Fall Begins and Advice for First Year Students

Yesterday was the first day of my fall semester. They gathered us faculty together to advise us on how to advise the incoming freshmen.

This is a new experience for me.  I myself was never really advised during my own college experience. I have a faint memory of advisors being available for us during my undergraduate years at UC San Diego.  But I don’t remember it ever being a requirement that we sit down with them. And I know for certain that my course scheduling was completely up to me.

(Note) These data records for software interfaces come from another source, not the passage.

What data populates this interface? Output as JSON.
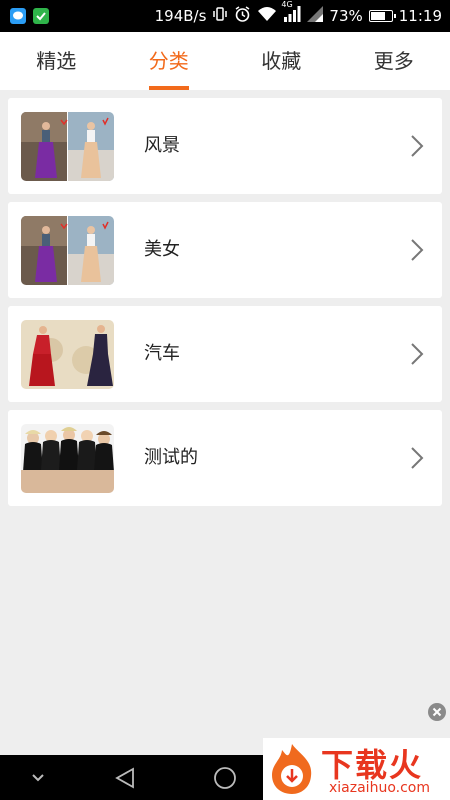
{
  "status_bar": {
    "network_speed": "194B/s",
    "network_type": "4G",
    "battery": "73%",
    "battery_level": 0.73,
    "time": "11:19",
    "icons": [
      "chat-app-icon",
      "wechat-app-icon",
      "vibrate-icon",
      "alarm-icon",
      "wifi-icon",
      "signal-icon",
      "signal-icon-2",
      "battery-icon"
    ]
  },
  "tabs": [
    {
      "label": "精选",
      "active": false
    },
    {
      "label": "分类",
      "active": true
    },
    {
      "label": "收藏",
      "active": false
    },
    {
      "label": "更多",
      "active": false
    }
  ],
  "accent_color": "#f26a1b",
  "categories": [
    {
      "label": "风景"
    },
    {
      "label": "美女"
    },
    {
      "label": "汽车"
    },
    {
      "label": "测试的"
    }
  ],
  "nav_bar": {
    "icons": [
      "chevron-down-icon",
      "back-icon",
      "home-icon"
    ]
  },
  "watermark": {
    "title": "下载火",
    "url": "xiazaihuo.com"
  }
}
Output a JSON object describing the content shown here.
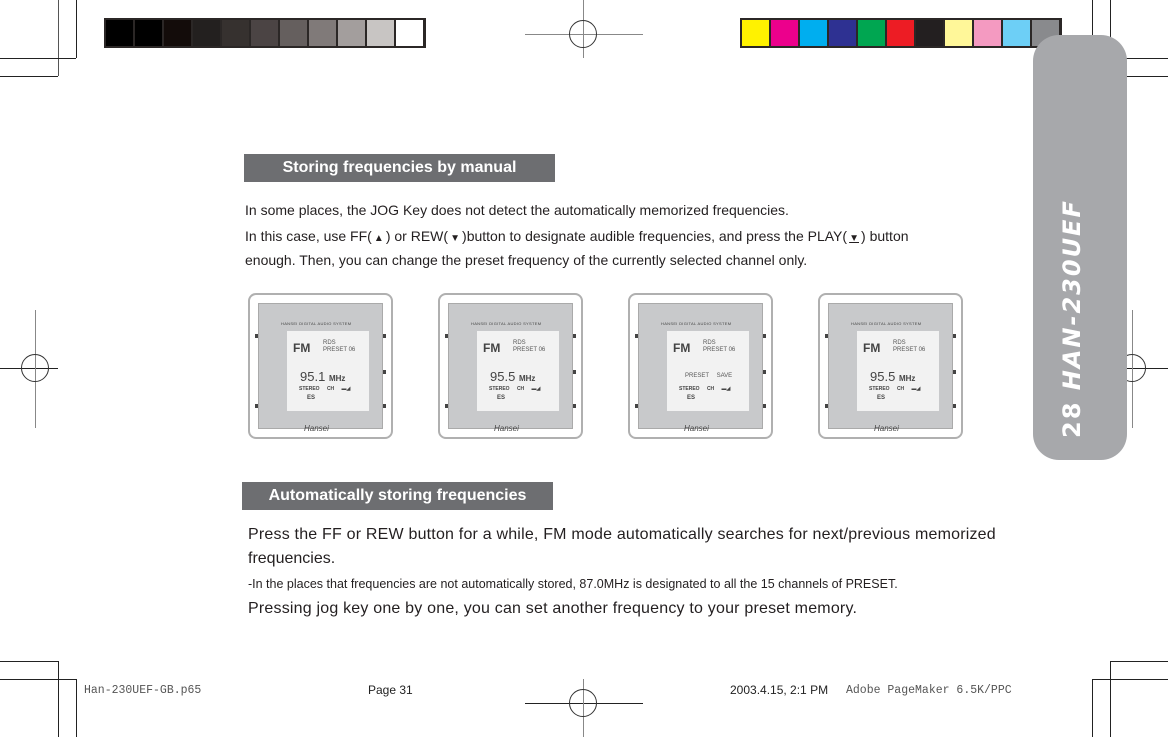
{
  "color_bars": {
    "grayscale": [
      "#000000",
      "#000000",
      "#130c0a",
      "#23201f",
      "#36312f",
      "#4b4444",
      "#655f5e",
      "#807a79",
      "#a39e9d",
      "#c8c5c3",
      "#ffffff"
    ],
    "process": [
      "#fff200",
      "#ec008c",
      "#00aeef",
      "#2e3192",
      "#00a651",
      "#ed1c24",
      "#231f20",
      "#fff799",
      "#f49ac1",
      "#6dcff6",
      "#898a8d"
    ]
  },
  "side_tab": {
    "page_number": "28",
    "model": "HAN-230UEF",
    "color": "#a7a8ab"
  },
  "section1": {
    "title": "Storing frequencies by manual",
    "line1": "In some places, the JOG Key does not detect the automatically memorized frequencies.",
    "line2_a": "In this case, use FF(",
    "ff_icon": "▲",
    "line2_b": ") or REW(",
    "rew_icon": "▼",
    "line2_c": ")button to designate audible frequencies, and press the PLAY(",
    "play_icon": "▼",
    "line2_d": ") button",
    "line3": "enough. Then, you can change the preset frequency of the currently selected channel only."
  },
  "devices": [
    {
      "header": "HANSEI  DIGITAL AUDIO SYSTEM",
      "mode": "FM",
      "preset": "RDS",
      "preset2": "PRESET 06",
      "freq": "95.1",
      "unit": "MHz",
      "status": "STEREO CH  ▬◢",
      "ch": "ES",
      "brand": "Hansei"
    },
    {
      "header": "HANSEI  DIGITAL AUDIO SYSTEM",
      "mode": "FM",
      "preset": "RDS",
      "preset2": "PRESET 06",
      "freq": "95.5",
      "unit": "MHz",
      "status": "STEREO CH  ▬◢",
      "ch": "ES",
      "brand": "Hansei"
    },
    {
      "header": "HANSEI  DIGITAL AUDIO SYSTEM",
      "mode": "FM",
      "preset": "RDS",
      "preset2": "PRESET 06",
      "save": "PRESET  SAVE",
      "status": "STEREO CH  ▬◢",
      "ch": "ES",
      "brand": "Hansei"
    },
    {
      "header": "HANSEI  DIGITAL AUDIO SYSTEM",
      "mode": "FM",
      "preset": "RDS",
      "preset2": "PRESET 06",
      "freq": "95.5",
      "unit": "MHz",
      "status": "STEREO CH  ▬◢",
      "ch": "ES",
      "brand": "Hansei"
    }
  ],
  "section2": {
    "title": "Automatically storing frequencies",
    "line1": "Press the FF or REW button for a while, FM mode automatically searches for next/previous memorized",
    "line2": "frequencies.",
    "note": "-In the places that frequencies are not automatically stored, 87.0MHz is designated to all the 15 channels of PRESET.",
    "line3": "Pressing jog key one by one, you can set another frequency to your preset memory."
  },
  "footer": {
    "filename": "Han-230UEF-GB.p65",
    "page": "Page 31",
    "datetime": "2003.4.15, 2:1 PM",
    "app": "Adobe PageMaker 6.5K/PPC"
  }
}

So this is a new experience. Here at Wesleyan, faculty are responsible for approving the course plans of individual students each semester.  And I can see some of the advantages and disadvantages inherent in such a system. I’ll restrain myself from mentioning any possible disadvantages until I’ve had a bit more experience. But some of the advantages are clear. Definitely at an institution that emphasizes a four-year timetable (students at UCs regularly take more than 4 years and occasionally as much as 7 or 8 years to graduate), it is useful to have advisors managing student course plans.  But the best advantage I can see so far, and I’m still very new to this, is that it provides an immediate link between students and faculty, encouraging the development of community on the campus.

Advice for incoming students

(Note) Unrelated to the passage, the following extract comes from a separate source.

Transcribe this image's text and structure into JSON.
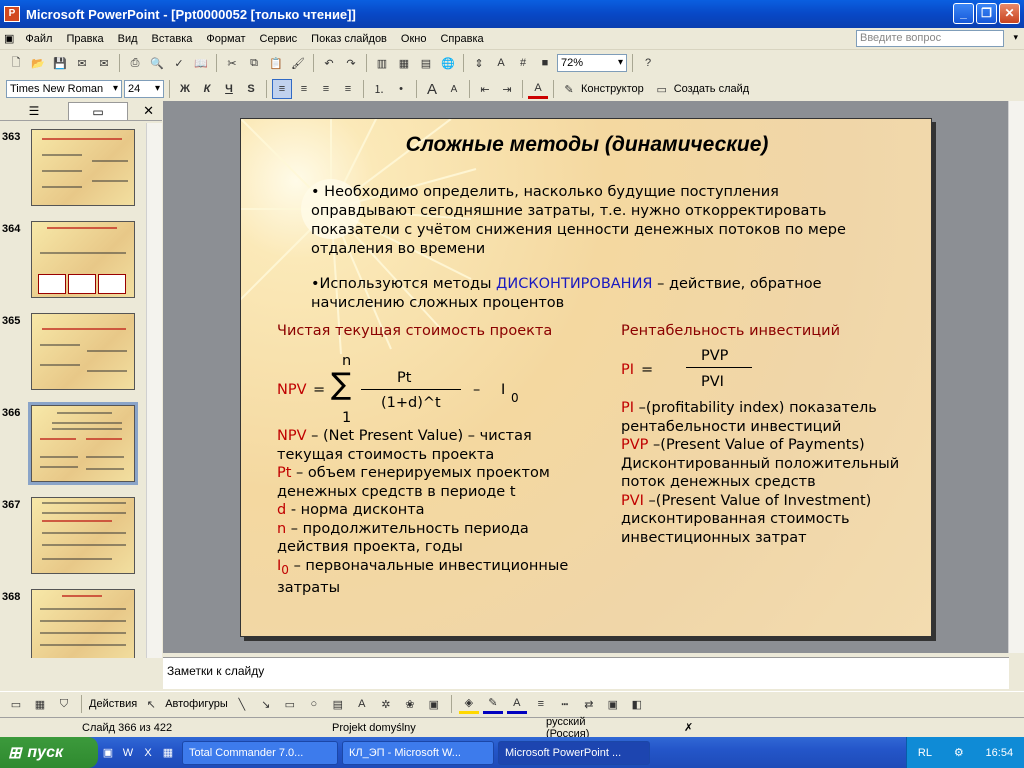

Following the practice of other faculty, I’d like to offer a bit of public advice to those starting college this fall:

1. Ask questions. It is actually a very smart thing to realize that you don’t know the answer to something.  So ask questions. Lots of them. And definitely do not be afraid to ask your professors any questions you might have. I’m a professor. I hang out with other professors.  And I can’t remember any of them telling me they wish a student hadn’t asked them a question.  But I do remember them saying they wish the students would ask more questions, come to office hours, etc.

1a. Just to stress things here.  Talk to your professors. That’s what we are here for.  And your access to us at a place like Wesleyan is one of the things that makes Wesleyan great. Take advantage of it.

2. Focus on learning how to learn. We will try to cram your head full of stuff while you are here.  But the most important stuff that can help you most in the long-term, is learning the skills that are necessary to keep learning throughout your life.

3. Learn skills, especially writing and quantitative reasoning. OK, so I have a bias here as a political scientist. Maybe you are an artist and these particular skills don’t seem overly useful. But I think for most people, these are two of the most important skills you can learn in college.  Also, don’t be afraid to tackle skills that you are uncomfortable with. Which brings me to my next point…

4. Challenge yourself. Push yourself in new directions. If you don’t like speaking in public, find courses that will push you to do just that. And don’t just play to your own preconceived notions of what you like and what your good at. If you come out of high school not liking science, try a science course here.You might surprise yourself with what you find.

5. Get involved in university life, but not over-involved! Many students here at Wesleyan don’t need to be told to get involved. But, nonetheless, it is important advice. Equally important, however, is that it is a good idea not to stretch yourself too thin.  Consider doing a couple things very well, rather than many things not so well.

6. Consider study abroad. It may be too early to make solid plans for this, but — if you can make it work — this can be an extremely rewarding part of your college experience.

7. Connect… with students, staff, faculty… This is a time when many of you will form lasting relationships with people (I met my wife as a freshman in college). So, even if you are shy, make an effort to know others here.

I’m sure there is much more that can be said. But for most of you, this is a good start.